CBO estimates that the economy is now close to full employment and that any “slack” in productive capacity due to excess unemployment or underutilized capital services from existing machines, factories, offices, and stores will be squeezed out of the economy by the end of next year.  Thus, the difference between the Trump and CBO five- and ten-year forecasts primarily reflects different assumptions about how much slack is left before bumping up against capacity constraints or how fast the economy can grow when it is operating at full capacity.  Long-term trends in productivity are difficult to predict accurately, and differences in these projections are an important source of past differences in projections of longer-term economic growth.  That said, most economists think the Trump forecast is far too rosy in its growth projections.a

a Chad Stone, “In Forthcoming Trump Budget, Rosy Forecasts of Economic Growth Likely to Produce Highly Unrealistic Budget Estimates,” Center on Budget and Policy Priorities, May 3, 2017,

End Notes

[1] Chad Stone, “In Forthcoming Trump Budget, Rosy Forecasts of Economic Growth Likely to Produce Highly Unrealistic Budget Estimates,” Center on Budget and Policy Priorities, May 3, 2017,  

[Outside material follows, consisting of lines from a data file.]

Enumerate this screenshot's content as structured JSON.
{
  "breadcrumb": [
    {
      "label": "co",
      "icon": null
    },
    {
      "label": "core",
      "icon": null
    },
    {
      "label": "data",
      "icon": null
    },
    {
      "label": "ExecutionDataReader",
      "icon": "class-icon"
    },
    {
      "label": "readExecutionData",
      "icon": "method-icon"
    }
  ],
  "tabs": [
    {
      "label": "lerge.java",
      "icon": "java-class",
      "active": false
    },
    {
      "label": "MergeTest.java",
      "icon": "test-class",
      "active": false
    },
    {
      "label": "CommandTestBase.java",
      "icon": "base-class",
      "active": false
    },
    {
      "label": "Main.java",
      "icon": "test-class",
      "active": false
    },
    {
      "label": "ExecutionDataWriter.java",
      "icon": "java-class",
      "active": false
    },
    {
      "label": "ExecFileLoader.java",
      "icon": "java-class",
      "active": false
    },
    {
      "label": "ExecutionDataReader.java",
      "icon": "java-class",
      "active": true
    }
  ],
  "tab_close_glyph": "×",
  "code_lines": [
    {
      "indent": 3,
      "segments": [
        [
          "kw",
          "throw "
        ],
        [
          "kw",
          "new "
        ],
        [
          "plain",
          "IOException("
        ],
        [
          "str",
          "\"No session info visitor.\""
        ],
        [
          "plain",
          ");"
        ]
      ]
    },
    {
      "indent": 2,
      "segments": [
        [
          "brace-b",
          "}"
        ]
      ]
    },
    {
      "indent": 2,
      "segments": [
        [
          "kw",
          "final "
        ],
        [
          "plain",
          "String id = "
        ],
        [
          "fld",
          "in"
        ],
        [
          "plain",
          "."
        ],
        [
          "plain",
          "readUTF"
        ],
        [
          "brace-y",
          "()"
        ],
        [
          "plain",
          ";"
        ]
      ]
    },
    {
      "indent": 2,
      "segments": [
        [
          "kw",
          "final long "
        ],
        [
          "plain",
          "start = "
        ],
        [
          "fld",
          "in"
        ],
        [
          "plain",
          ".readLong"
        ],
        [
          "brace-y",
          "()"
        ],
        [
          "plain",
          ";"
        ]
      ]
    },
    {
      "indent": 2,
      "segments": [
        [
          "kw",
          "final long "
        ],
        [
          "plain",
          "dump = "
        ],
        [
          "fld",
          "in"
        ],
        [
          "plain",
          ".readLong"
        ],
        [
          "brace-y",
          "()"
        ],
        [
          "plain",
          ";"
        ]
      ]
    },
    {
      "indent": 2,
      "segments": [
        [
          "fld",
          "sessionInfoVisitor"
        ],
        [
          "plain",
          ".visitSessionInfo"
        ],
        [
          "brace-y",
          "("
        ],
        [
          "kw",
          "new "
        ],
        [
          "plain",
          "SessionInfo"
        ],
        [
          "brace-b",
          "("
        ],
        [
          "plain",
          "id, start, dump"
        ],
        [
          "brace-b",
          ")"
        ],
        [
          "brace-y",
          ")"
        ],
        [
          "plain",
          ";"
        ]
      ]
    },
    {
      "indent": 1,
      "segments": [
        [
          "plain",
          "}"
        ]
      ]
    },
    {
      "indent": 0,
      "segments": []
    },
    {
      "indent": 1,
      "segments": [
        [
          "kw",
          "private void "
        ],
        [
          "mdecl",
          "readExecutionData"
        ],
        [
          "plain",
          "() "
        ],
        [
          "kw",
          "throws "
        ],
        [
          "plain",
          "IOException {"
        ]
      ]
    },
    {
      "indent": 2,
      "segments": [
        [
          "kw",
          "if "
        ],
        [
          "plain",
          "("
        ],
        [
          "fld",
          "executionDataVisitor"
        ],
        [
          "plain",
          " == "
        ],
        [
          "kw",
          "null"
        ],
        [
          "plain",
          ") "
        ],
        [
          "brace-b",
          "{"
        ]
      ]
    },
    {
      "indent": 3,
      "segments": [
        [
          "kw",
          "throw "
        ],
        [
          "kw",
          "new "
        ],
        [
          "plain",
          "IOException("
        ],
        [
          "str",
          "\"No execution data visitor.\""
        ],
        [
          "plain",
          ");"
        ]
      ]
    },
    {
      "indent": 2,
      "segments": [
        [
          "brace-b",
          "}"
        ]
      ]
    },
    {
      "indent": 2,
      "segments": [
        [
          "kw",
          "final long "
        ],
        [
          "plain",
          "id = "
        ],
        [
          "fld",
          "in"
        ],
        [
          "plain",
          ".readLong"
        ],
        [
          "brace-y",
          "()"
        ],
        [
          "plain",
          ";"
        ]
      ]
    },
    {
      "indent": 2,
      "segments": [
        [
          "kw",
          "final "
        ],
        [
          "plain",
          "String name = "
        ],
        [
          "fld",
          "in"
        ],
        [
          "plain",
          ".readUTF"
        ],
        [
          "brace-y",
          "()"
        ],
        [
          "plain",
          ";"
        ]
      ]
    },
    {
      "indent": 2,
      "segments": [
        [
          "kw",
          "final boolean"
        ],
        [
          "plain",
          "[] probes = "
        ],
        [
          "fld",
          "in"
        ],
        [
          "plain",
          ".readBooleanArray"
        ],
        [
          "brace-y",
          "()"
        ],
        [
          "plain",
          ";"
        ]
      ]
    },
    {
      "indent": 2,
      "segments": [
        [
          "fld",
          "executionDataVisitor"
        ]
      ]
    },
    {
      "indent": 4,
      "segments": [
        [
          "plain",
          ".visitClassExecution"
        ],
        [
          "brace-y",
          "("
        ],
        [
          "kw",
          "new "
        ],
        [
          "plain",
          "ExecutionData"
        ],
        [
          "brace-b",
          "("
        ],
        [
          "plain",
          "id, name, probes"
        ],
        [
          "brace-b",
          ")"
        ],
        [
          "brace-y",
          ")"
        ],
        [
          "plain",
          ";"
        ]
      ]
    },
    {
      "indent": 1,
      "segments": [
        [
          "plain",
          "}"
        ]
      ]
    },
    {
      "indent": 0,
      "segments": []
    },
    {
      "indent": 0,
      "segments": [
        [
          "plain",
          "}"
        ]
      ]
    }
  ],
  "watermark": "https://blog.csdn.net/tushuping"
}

[2] “CBO’s Economic Forecasting Record: 2015 Update,” Congressional Budget Office, February 2015,  CBO’s analysis begin in 1976 because that is the year in which CBO began issuing these projections on a regular basis.

[3] Years shown in the chart are the years the forecast was made, for the budget year beginning in October.  Thus, the 2017 Trump forecast is for the fiscal year 2018 budget.

[4] Stone, op. cit.